The 2-day event will bring together as many as 1,000 senior government officials, policymakers, health care providers, researchers, and others to explore how the social determinants of health affect healthy aging.
Vancouver, BC (PRWEB) July 20, 2015
Society has long viewed population aging as a future event. No longer. Now, as leading-edge Boomers near their 70th birthdays, population aging is undeniably a current global occurrence. Governments, policymakers, businesses and societies are rethinking the way in which they view, and respond to, aging. Launched in 2001, the International Council on Active Aging® (ICAA) emphasizes an approach to aging that supports healthier, fuller, more vibrant lives. ICAA’s founder and CEO, Colin Milner, will bring his expertise to the inaugural Healthy Aging Summit in Washington, D.C., where he will give the opening Keynote – Changing the Way We Age – on July 27, 2015.
Hosted by the Office of Disease Prevention and Health Promotion at the U.S. Department of Health and Human Services and the American College of Preventive Medicine, the 2015 Healthy Aging Summit seeks to “promote healthy aging and teach professionals how to improve the delivery of preventive services.” The 2-day event will bring together as many as 1,000 senior government officials, policymakers, health care providers, clinicians, researchers, educators, public health practitioners, and others to explore how the social determinants of health affect healthy aging.
“The 2015 Healthy Aging Summit is the first national conference focused exclusively on public health policy and practice around healthy aging in the United States and led by the U.S. Department of Health and Human Services,” states Dr. Don Wright, HHS deputy assistant secretary for disease prevention and health promotion. “The Summit provides an opportunity for policymakers at all levels of government, public health practitioners, health care providers, researchers, and community leaders to learn about the latest advances in research that will help Americans live longer and healthier lives.”
In 6 plenary and 20 concurrent sessions, more than 80 expert speakers – from such institutions as WHO, Mayo Clinic and AARP, and from universities including Harvard, Columbia and Tufts – will discuss issues ranging from maintaining cognitive health to promoting older-adult wellness through lifestyle and social engagement.
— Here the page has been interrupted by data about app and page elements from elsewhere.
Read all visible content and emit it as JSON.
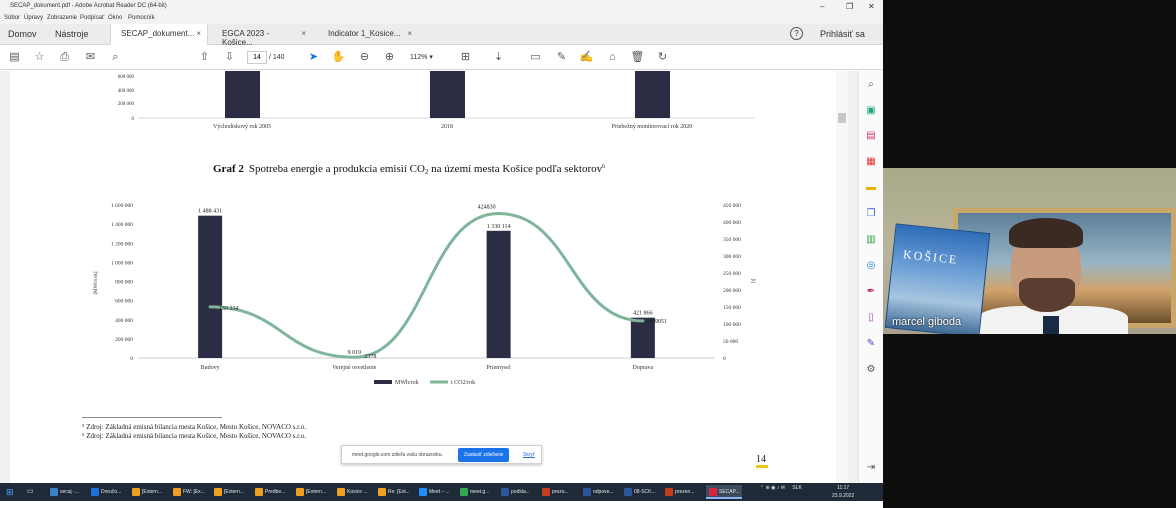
{
  "window": {
    "title": "SECAP_dokument.pdf - Adobe Acrobat Reader DC (64-bit)",
    "min": "–",
    "max": "❐",
    "close": "✕"
  },
  "menu": [
    "Súbor",
    "Úpravy",
    "Zobrazenie",
    "Podpísať",
    "Okno",
    "Pomocník"
  ],
  "tabs": {
    "home": "Domov",
    "tools": "Nástroje",
    "docs": [
      {
        "label": "SECAP_dokument...",
        "active": true
      },
      {
        "label": "EGCA 2023 - Košice...",
        "active": false
      },
      {
        "label": "Indicator 1_Kosice...",
        "active": false
      }
    ],
    "close_glyph": "×",
    "help": "?",
    "login": "Prihlásiť sa"
  },
  "toolbar": {
    "page_current": "14",
    "page_total": "/ 140",
    "zoom": "112%"
  },
  "chart_top": {
    "yticks": [
      "600 000",
      "400 000",
      "200 000",
      "0"
    ],
    "categories": [
      "Východiskový rok 2005",
      "2018",
      "Priebežný monitorovací rok 2020"
    ]
  },
  "chart_data": {
    "type": "bar",
    "title": "Graf 2",
    "subtitle": "Spotreba energie a produkcia emisií CO",
    "subtitle_sub": "2",
    "subtitle_tail": " na území mesta Košice podľa sektorov",
    "subtitle_sup": "6",
    "categories": [
      "Budovy",
      "Verejné osvetlenie",
      "Priemysel",
      "Doprava"
    ],
    "series": [
      {
        "name": "MWh/rok",
        "type": "bar",
        "values": [
          1488431,
          9019,
          1330114,
          421866
        ],
        "color": "#2b2d45"
      },
      {
        "name": "t CO2/rok",
        "type": "line",
        "values": [
          150234,
          2378,
          424830,
          109051
        ],
        "color": "#7fb59a"
      }
    ],
    "bar_labels": [
      "1 488 431",
      "9 019",
      "1 330 114",
      "421 866"
    ],
    "line_labels": [
      "150 234",
      "2378",
      "424830",
      "109051"
    ],
    "ylabel_left": "[MWh/rok]",
    "ylabel_right": "[t]",
    "ylim_left": [
      0,
      1600000
    ],
    "ylim_right": [
      0,
      450000
    ],
    "yticks_left": [
      "1 600 000",
      "1 400 000",
      "1 200 000",
      "1 000 000",
      "800 000",
      "600 000",
      "400 000",
      "200 000",
      "0"
    ],
    "yticks_right": [
      "450 000",
      "400 000",
      "350 000",
      "300 000",
      "250 000",
      "200 000",
      "150 000",
      "100 000",
      "50 000",
      "0"
    ],
    "legend": "bottom"
  },
  "footnotes": [
    "⁵ Zdroj: Základná emisná bilancia mesta Košice, Mesto Košice, NOVACO s.r.o.",
    "⁶ Zdroj: Základná emisná bilancia mesta Košice, Mesto Košice, NOVACO s.r.o."
  ],
  "page_number": "14",
  "share_bar": {
    "text": "meet.google.com zdieľa vašu obrazovku.",
    "stop": "Zastaviť zdieľanie",
    "hide": "Skryť"
  },
  "taskbar": {
    "items": [
      "secaj -...",
      "Doručo...",
      "[Extern...",
      "FW: [Ex...",
      "[Extern...",
      "Predbe...",
      "[Extern...",
      "Kosice ...",
      "Re: [Ext...",
      "Meet – ...",
      "meet.g...",
      "podkla...",
      "prezo...",
      "odpove...",
      "08-SCK...",
      "prezen...",
      "SECAP..."
    ],
    "lang": "SLK",
    "time": "11:17",
    "date": "23.9.2022"
  },
  "video": {
    "participant": "marcel giboda",
    "book_title": "KOŠICE"
  }
}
“I’m pleased and honored to be delivering the opening Keynote on behalf of ICAA to such an illustrious group,” says Milner, an internationally recognized authority on the health and well-being of older adults. “The highly-placed attendees have a significant role to play in how well the U.S. population ages, and their impact on the country.”
Milner’s Keynote Address will explore how a “quality-of-life revolution” is changing the way we age, and driving the need for new models, from health care to retirement, long-term care to the life course itself.
“Population aging brings with it opportunities and challenges,” states Milner. “Our ability to maximize the opportunities and minimize the challenges is influenced in large part by health. Healthy older Americans can contribute to society as workers, volunteers, caregivers and mentors.”
The 2015 Healthy Aging Summit will take place July 27 and 28 at the Omni Shoreham Hotel in Washington. More information is available at http://www.2015healthyagingsummit.org
About the International Council on Active Aging (ICAA)
ICAA, a professional association that leads, connects and defines the active-aging industry, supports professionals who develop wellness facilities, programs and services for adults over 50. The association is focused on active aging – an approach to aging that helps older adults live life as fully as possible within all dimensions of wellness – and provides its members with education, information, resources and tools. As an active-aging educator and advocate, ICAA has advised numerous organizations and governmental bodies, including the U.S. Administration on Aging, the National Institute on Aging (one of the U.S. National Institutes of Health), the U.S. Department of Health and Human Services, Canada’s Special Senate Committee on Aging, and the British Columbia ministries of Health and Healthy Living and Sport.